Some £11m later and World Superbikes, BTCC and the Historic Festival prove that Donington is again not just open for business, but packed out. From this year under Jonathan Palmer’s thriving MSV umbrella, the 650-acre site is busy almost every day with racing, testing, launches, even weddings; the Tarmac Lake, once home to the massive Donington market, echoes to Ferraris and Caterhams, the Heritage Loop to manufacturer promotions. But theirs is not a retail operation. “We have a venue hire team who subcontract areas for things like driver experience, skid training and functions,” explains Nicholls. “We even had a new toothpaste launched in the Senna suite.” There’s now a serious off-road course, and of course the music festivals – first Monsters of Rock and now Download. “Don’t forget Little Mix,” says the urbane Tate, though it sounds from his tone as if he just might not be in that crowd.
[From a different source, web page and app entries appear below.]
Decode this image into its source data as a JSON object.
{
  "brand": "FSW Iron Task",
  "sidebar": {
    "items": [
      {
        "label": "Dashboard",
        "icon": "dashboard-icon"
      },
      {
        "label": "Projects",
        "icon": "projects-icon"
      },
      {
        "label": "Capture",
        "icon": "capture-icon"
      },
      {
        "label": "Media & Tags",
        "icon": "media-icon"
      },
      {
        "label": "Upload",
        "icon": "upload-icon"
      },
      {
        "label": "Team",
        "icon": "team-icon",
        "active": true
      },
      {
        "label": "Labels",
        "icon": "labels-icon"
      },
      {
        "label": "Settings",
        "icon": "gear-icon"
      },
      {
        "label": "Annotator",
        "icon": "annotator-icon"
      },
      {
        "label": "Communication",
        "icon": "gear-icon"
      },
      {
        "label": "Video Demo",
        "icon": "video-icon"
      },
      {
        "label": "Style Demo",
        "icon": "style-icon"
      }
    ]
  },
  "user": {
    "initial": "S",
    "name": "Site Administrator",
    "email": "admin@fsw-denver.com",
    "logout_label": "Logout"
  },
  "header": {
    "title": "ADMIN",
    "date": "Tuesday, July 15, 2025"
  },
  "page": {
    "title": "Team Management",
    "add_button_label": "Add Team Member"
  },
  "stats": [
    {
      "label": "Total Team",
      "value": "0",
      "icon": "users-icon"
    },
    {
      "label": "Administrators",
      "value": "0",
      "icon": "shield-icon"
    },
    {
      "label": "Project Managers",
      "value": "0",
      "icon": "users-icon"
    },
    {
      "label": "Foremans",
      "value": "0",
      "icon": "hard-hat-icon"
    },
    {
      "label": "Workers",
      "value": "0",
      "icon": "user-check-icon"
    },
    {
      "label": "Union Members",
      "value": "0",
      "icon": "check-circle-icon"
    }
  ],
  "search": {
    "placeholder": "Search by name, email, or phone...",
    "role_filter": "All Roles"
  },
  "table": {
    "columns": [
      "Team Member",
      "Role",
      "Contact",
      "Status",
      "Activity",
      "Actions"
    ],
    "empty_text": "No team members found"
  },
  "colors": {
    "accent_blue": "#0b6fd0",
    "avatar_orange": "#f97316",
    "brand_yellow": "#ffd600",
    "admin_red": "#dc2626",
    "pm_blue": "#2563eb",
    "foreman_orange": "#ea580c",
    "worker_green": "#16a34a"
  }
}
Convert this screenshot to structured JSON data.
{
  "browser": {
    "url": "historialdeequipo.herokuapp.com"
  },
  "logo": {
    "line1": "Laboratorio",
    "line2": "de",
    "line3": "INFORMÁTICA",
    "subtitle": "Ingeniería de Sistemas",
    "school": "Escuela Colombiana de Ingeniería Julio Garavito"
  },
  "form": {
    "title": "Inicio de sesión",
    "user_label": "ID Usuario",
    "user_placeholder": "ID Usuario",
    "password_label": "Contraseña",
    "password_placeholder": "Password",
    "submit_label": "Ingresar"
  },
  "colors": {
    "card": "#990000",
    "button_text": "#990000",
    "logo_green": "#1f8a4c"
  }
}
Erecting temporary stages and vast campsites, festival organisers take the site for a month, says a resigned Bob Commons. “We make it pretty, 70,000 people wreck it, we start again. It’s a bit disheartening, but…”
Donington pushes the access angle hard – it’s by the M1, there’s a new rail station nearby and it’s the only UK track effectively with its own international airport. “I know people who fly in from Spain to test their cars,” Tate says, “and we’re close to ‘motor sport valley’.” In 2014 Donington became an international nexus with the building of the £5.7m Formula E development workshops and HQ, which Tate calls “a huge PR boost for us”. But this has ended one dream, as Commons who supervised the construction reflects: “There was a plan to reconnect the Melbourne loop for 2019, but now the Formula E complex is in the way.”
Most of us visit Donington Park for a particular event, whether a race, a skid training session or to stand in the dark as the amps get cranked up to 11; few of us are aware of the extent, the multiplicity, the mechanics of what goes on here. With its small team – only 25 full-timers – the Park has weathered devastating storms between balmy climes but now the sun seems to be out once more. And if you can hear a distant thunder even after the last race of the weekend finishes, it’s probably Tom Wheatcroft, surrounded by his racing heroes, looking down and laughing his booming laugh.